*Given information:*
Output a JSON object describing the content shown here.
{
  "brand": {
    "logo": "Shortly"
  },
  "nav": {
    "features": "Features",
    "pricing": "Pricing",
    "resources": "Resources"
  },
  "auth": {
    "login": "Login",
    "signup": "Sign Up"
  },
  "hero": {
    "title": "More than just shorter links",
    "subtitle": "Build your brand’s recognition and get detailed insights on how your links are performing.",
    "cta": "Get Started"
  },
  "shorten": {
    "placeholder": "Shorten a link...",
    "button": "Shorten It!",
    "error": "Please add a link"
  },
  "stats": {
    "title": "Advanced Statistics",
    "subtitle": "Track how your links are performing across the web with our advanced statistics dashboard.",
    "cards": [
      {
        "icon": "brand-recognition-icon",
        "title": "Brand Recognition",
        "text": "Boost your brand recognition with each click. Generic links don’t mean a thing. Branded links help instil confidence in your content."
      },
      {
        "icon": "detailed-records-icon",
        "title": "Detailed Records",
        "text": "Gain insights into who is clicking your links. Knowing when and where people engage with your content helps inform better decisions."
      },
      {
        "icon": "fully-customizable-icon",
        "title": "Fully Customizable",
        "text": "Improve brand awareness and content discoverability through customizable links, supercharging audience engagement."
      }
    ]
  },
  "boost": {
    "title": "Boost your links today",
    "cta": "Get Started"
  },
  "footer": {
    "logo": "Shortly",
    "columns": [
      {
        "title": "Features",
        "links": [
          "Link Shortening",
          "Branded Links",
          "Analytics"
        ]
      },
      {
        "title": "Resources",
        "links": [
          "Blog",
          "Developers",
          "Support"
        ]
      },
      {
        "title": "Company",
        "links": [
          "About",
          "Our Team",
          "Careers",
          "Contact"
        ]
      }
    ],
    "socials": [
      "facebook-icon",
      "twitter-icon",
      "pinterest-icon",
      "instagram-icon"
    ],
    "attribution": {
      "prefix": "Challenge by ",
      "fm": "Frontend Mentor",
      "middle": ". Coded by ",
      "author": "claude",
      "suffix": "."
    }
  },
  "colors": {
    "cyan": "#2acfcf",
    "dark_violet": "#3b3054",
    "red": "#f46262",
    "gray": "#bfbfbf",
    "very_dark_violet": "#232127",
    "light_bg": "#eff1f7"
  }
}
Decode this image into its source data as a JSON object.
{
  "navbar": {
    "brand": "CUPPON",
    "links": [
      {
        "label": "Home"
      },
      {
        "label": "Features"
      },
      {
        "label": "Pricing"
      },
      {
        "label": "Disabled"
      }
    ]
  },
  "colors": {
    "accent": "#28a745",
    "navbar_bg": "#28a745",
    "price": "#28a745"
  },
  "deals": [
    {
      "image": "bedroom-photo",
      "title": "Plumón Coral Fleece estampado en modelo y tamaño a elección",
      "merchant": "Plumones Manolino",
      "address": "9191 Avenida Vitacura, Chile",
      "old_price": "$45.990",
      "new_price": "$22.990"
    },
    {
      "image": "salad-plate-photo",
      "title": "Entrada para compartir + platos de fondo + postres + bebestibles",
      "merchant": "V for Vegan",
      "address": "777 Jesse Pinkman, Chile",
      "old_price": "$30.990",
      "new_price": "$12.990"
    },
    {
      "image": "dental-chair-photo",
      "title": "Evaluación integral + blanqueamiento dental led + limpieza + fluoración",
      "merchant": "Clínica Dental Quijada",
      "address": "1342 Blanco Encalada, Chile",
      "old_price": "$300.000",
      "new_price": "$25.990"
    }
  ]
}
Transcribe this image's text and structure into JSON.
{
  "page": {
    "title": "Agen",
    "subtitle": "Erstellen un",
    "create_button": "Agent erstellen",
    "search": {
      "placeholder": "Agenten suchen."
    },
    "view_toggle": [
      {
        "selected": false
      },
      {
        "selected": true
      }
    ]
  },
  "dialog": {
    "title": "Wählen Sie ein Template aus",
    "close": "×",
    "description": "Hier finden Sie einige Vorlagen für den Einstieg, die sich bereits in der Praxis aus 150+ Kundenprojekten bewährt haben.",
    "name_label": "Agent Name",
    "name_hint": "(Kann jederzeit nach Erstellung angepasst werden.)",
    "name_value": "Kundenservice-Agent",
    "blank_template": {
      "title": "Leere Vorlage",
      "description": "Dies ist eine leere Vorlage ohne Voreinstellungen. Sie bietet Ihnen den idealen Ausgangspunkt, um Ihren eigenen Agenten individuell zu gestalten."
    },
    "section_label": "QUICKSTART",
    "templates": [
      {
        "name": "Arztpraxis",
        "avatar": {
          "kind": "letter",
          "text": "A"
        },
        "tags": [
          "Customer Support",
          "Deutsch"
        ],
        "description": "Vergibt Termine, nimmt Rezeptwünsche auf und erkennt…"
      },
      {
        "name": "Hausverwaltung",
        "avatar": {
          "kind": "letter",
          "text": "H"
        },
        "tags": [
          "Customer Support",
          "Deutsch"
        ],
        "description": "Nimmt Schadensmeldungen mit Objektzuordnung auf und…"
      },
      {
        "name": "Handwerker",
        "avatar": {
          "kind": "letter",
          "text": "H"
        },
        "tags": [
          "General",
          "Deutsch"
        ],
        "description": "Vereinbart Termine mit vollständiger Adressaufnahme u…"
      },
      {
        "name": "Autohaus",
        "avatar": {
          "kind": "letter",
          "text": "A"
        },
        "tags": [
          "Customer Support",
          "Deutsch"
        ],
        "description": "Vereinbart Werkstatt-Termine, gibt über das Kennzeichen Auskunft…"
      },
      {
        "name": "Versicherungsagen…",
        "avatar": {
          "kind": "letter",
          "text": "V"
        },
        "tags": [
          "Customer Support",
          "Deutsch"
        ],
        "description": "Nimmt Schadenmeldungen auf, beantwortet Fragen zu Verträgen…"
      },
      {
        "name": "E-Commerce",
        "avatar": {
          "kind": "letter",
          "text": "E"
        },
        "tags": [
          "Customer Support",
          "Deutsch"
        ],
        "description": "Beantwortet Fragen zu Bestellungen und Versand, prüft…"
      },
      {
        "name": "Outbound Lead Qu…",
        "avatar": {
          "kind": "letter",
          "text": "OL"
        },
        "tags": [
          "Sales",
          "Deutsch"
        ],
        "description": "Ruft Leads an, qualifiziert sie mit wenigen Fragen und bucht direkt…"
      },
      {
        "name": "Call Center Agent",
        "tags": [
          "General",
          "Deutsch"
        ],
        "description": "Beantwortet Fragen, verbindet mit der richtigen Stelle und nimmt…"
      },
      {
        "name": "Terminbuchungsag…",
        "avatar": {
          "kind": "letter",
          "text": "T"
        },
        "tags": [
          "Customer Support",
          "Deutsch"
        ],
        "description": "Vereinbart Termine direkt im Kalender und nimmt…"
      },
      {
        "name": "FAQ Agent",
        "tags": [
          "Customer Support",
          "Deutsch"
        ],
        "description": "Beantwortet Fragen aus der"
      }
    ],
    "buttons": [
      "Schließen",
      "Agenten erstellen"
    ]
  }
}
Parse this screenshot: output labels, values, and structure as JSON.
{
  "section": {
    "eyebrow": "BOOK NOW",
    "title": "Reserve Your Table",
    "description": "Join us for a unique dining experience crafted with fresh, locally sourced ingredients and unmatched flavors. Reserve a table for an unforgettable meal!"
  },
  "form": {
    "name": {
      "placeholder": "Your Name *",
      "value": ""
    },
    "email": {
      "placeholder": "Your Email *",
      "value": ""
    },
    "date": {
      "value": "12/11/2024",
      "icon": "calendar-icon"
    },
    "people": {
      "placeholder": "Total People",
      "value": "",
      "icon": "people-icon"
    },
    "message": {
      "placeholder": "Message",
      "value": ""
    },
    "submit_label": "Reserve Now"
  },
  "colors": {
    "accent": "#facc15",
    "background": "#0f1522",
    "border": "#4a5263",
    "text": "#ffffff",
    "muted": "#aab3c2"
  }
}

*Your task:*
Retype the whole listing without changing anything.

*Response:*
Output a JSON object describing the content shown here.
{
  "brand": {
    "logo": "Shortly"
  },
  "nav": {
    "features": "Features",
    "pricing": "Pricing",
    "resources": "Resources"
  },
  "auth": {
    "login": "Login",
    "signup": "Sign Up"
  },
  "hero": {
    "title": "More than just shorter links",
    "subtitle": "Build your brand’s recognition and get detailed insights on how your links are performing.",
    "cta": "Get Started"
  },
  "shorten": {
    "placeholder": "Shorten a link...",
    "button": "Shorten It!",
    "error": "Please add a link"
  },
  "stats": {
    "title": "Advanced Statistics",
    "subtitle": "Track how your links are performing across the web with our advanced statistics dashboard.",
    "cards": [
      {
        "icon": "brand-recognition-icon",
        "title": "Brand Recognition",
        "text": "Boost your brand recognition with each click. Generic links don’t mean a thing. Branded links help instil confidence in your content."
      },
      {
        "icon": "detailed-records-icon",
        "title": "Detailed Records",
        "text": "Gain insights into who is clicking your links. Knowing when and where people engage with your content helps inform better decisions."
      },
      {
        "icon": "fully-customizable-icon",
        "title": "Fully Customizable",
        "text": "Improve brand awareness and content discoverability through customizable links, supercharging audience engagement."
      }
    ]
  },
  "boost": {
    "title": "Boost your links today",
    "cta": "Get Started"
  },
  "footer": {
    "logo": "Shortly",
    "columns": [
      {
        "title": "Features",
        "links": [
          "Link Shortening",
          "Branded Links",
          "Analytics"
        ]
      },
      {
        "title": "Resources",
        "links": [
          "Blog",
          "Developers",
          "Support"
        ]
      },
      {
        "title": "Company",
        "links": [
          "About",
          "Our Team",
          "Careers",
          "Contact"
        ]
      }
    ],
    "socials": [
      "facebook-icon",
      "twitter-icon",
      "pinterest-icon",
      "instagram-icon"
    ],
    "attribution": {
      "prefix": "Challenge by ",
      "fm": "Frontend Mentor",
      "middle": ". Coded by ",
      "author": "claude",
      "suffix": "."
    }
  },
  "colors": {
    "cyan": "#2acfcf",
    "dark_violet": "#3b3054",
    "red": "#f46262",
    "gray": "#bfbfbf",
    "very_dark_violet": "#232127",
    "light_bg": "#eff1f7"
  }
}
Decode this image into its source data as a JSON object.
{
  "navbar": {
    "brand": "CUPPON",
    "links": [
      {
        "label": "Home"
      },
      {
        "label": "Features"
      },
      {
        "label": "Pricing"
      },
      {
        "label": "Disabled"
      }
    ]
  },
  "colors": {
    "accent": "#28a745",
    "navbar_bg": "#28a745",
    "price": "#28a745"
  },
  "deals": [
    {
      "image": "bedroom-photo",
      "title": "Plumón Coral Fleece estampado en modelo y tamaño a elección",
      "merchant": "Plumones Manolino",
      "address": "9191 Avenida Vitacura, Chile",
      "old_price": "$45.990",
      "new_price": "$22.990"
    },
    {
      "image": "salad-plate-photo",
      "title": "Entrada para compartir + platos de fondo + postres + bebestibles",
      "merchant": "V for Vegan",
      "address": "777 Jesse Pinkman, Chile",
      "old_price": "$30.990",
      "new_price": "$12.990"
    },
    {
      "image": "dental-chair-photo",
      "title": "Evaluación integral + blanqueamiento dental led + limpieza + fluoración",
      "merchant": "Clínica Dental Quijada",
      "address": "1342 Blanco Encalada, Chile",
      "old_price": "$300.000",
      "new_price": "$25.990"
    }
  ]
}
Transcribe this image's text and structure into JSON.
{
  "page": {
    "title": "Agen",
    "subtitle": "Erstellen un",
    "create_button": "Agent erstellen",
    "search": {
      "placeholder": "Agenten suchen."
    },
    "view_toggle": [
      {
        "selected": false
      },
      {
        "selected": true
      }
    ]
  },
  "dialog": {
    "title": "Wählen Sie ein Template aus",
    "close": "×",
    "description": "Hier finden Sie einige Vorlagen für den Einstieg, die sich bereits in der Praxis aus 150+ Kundenprojekten bewährt haben.",
    "name_label": "Agent Name",
    "name_hint": "(Kann jederzeit nach Erstellung angepasst werden.)",
    "name_value": "Kundenservice-Agent",
    "blank_template": {
      "title": "Leere Vorlage",
      "description": "Dies ist eine leere Vorlage ohne Voreinstellungen. Sie bietet Ihnen den idealen Ausgangspunkt, um Ihren eigenen Agenten individuell zu gestalten."
    },
    "section_label": "QUICKSTART",
    "templates": [
      {
        "name": "Arztpraxis",
        "avatar": {
          "kind": "letter",
          "text": "A"
        },
        "tags": [
          "Customer Support",
          "Deutsch"
        ],
        "description": "Vergibt Termine, nimmt Rezeptwünsche auf und erkennt…"
      },
      {
        "name": "Hausverwaltung",
        "avatar": {
          "kind": "letter",
          "text": "H"
        },
        "tags": [
          "Customer Support",
          "Deutsch"
        ],
        "description": "Nimmt Schadensmeldungen mit Objektzuordnung auf und…"
      },
      {
        "name": "Handwerker",
        "avatar": {
          "kind": "letter",
          "text": "H"
        },
        "tags": [
          "General",
          "Deutsch"
        ],
        "description": "Vereinbart Termine mit vollständiger Adressaufnahme u…"
      },
      {
        "name": "Autohaus",
        "avatar": {
          "kind": "letter",
          "text": "A"
        },
        "tags": [
          "Customer Support",
          "Deutsch"
        ],
        "description": "Vereinbart Werkstatt-Termine, gibt über das Kennzeichen Auskunft…"
      },
      {
        "name": "Versicherungsagen…",
        "avatar": {
          "kind": "letter",
          "text": "V"
        },
        "tags": [
          "Customer Support",
          "Deutsch"
        ],
        "description": "Nimmt Schadenmeldungen auf, beantwortet Fragen zu Verträgen…"
      },
      {
        "name": "E-Commerce",
        "avatar": {
          "kind": "letter",
          "text": "E"
        },
        "tags": [
          "Customer Support",
          "Deutsch"
        ],
        "description": "Beantwortet Fragen zu Bestellungen und Versand, prüft…"
      },
      {
        "name": "Outbound Lead Qu…",
        "avatar": {
          "kind": "letter",
          "text": "OL"
        },
        "tags": [
          "Sales",
          "Deutsch"
        ],
        "description": "Ruft Leads an, qualifiziert sie mit wenigen Fragen und bucht direkt…"
      },
      {
        "name": "Call Center Agent",
        "tags": [
          "General",
          "Deutsch"
        ],
        "description": "Beantwortet Fragen, verbindet mit der richtigen Stelle und nimmt…"
      },
      {
        "name": "Terminbuchungsag…",
        "avatar": {
          "kind": "letter",
          "text": "T"
        },
        "tags": [
          "Customer Support",
          "Deutsch"
        ],
        "description": "Vereinbart Termine direkt im Kalender und nimmt…"
      },
      {
        "name": "FAQ Agent",
        "tags": [
          "Customer Support",
          "Deutsch"
        ],
        "description": "Beantwortet Fragen aus der"
      }
    ],
    "buttons": [
      "Schließen",
      "Agenten erstellen"
    ]
  }
}
Parse this screenshot: output labels, values, and structure as JSON.
{
  "section": {
    "eyebrow": "BOOK NOW",
    "title": "Reserve Your Table",
    "description": "Join us for a unique dining experience crafted with fresh, locally sourced ingredients and unmatched flavors. Reserve a table for an unforgettable meal!"
  },
  "form": {
    "name": {
      "placeholder": "Your Name *",
      "value": ""
    },
    "email": {
      "placeholder": "Your Email *",
      "value": ""
    },
    "date": {
      "value": "12/11/2024",
      "icon": "calendar-icon"
    },
    "people": {
      "placeholder": "Total People",
      "value": "",
      "icon": "people-icon"
    },
    "message": {
      "placeholder": "Message",
      "value": ""
    },
    "submit_label": "Reserve Now"
  },
  "colors": {
    "accent": "#facc15",
    "background": "#0f1522",
    "border": "#4a5263",
    "text": "#ffffff",
    "muted": "#aab3c2"
  }
}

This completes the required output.